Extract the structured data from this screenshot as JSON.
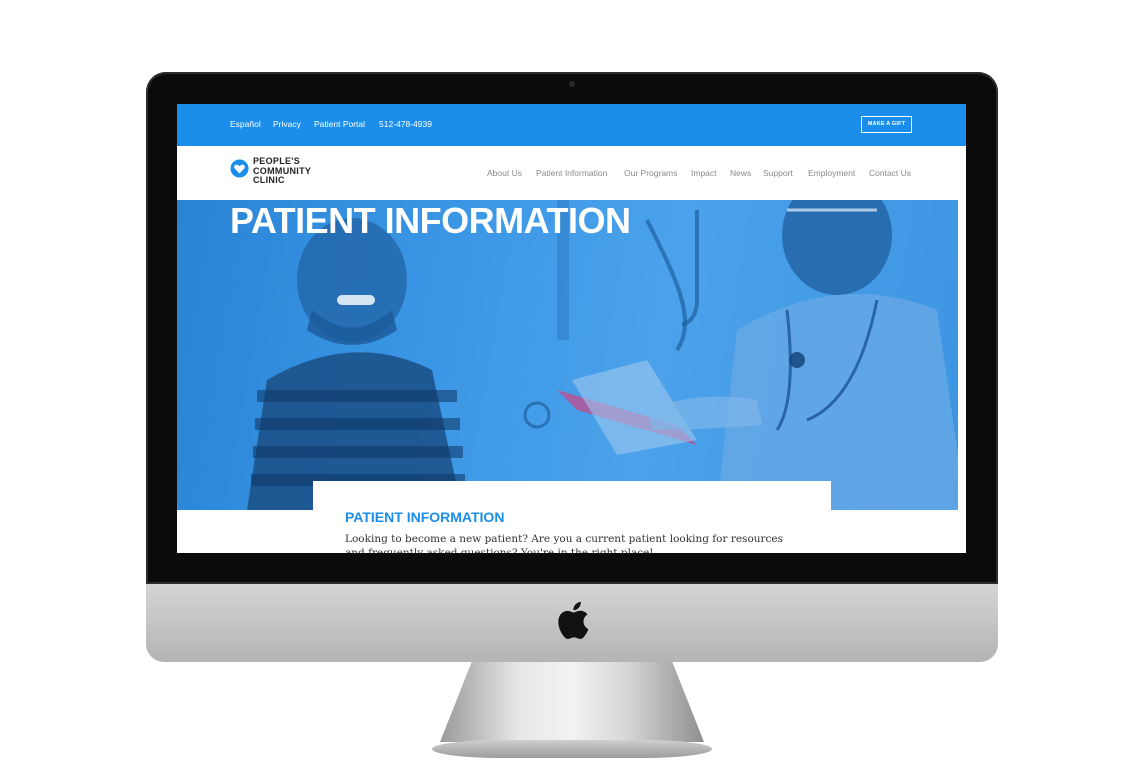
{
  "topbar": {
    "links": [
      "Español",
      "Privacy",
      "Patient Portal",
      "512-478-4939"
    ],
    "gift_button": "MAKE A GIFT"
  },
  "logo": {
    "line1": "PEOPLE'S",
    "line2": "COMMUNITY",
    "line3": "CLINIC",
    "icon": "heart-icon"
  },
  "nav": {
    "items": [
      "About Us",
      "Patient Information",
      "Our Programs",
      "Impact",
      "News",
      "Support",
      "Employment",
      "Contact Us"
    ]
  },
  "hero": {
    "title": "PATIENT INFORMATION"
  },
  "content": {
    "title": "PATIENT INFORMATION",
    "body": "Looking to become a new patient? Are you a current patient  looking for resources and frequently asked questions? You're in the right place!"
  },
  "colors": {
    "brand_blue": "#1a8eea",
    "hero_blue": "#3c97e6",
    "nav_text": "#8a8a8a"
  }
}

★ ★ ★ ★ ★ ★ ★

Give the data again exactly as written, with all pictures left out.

EXERCISE SOLUTION —
Extract the structured data from this screenshot as JSON.
{
  "topbar": {
    "links": [
      "Español",
      "Privacy",
      "Patient Portal",
      "512-478-4939"
    ],
    "gift_button": "MAKE A GIFT"
  },
  "logo": {
    "line1": "PEOPLE'S",
    "line2": "COMMUNITY",
    "line3": "CLINIC",
    "icon": "heart-icon"
  },
  "nav": {
    "items": [
      "About Us",
      "Patient Information",
      "Our Programs",
      "Impact",
      "News",
      "Support",
      "Employment",
      "Contact Us"
    ]
  },
  "hero": {
    "title": "PATIENT INFORMATION"
  },
  "content": {
    "title": "PATIENT INFORMATION",
    "body": "Looking to become a new patient? Are you a current patient  looking for resources and frequently asked questions? You're in the right place!"
  },
  "colors": {
    "brand_blue": "#1a8eea",
    "hero_blue": "#3c97e6",
    "nav_text": "#8a8a8a"
  }
}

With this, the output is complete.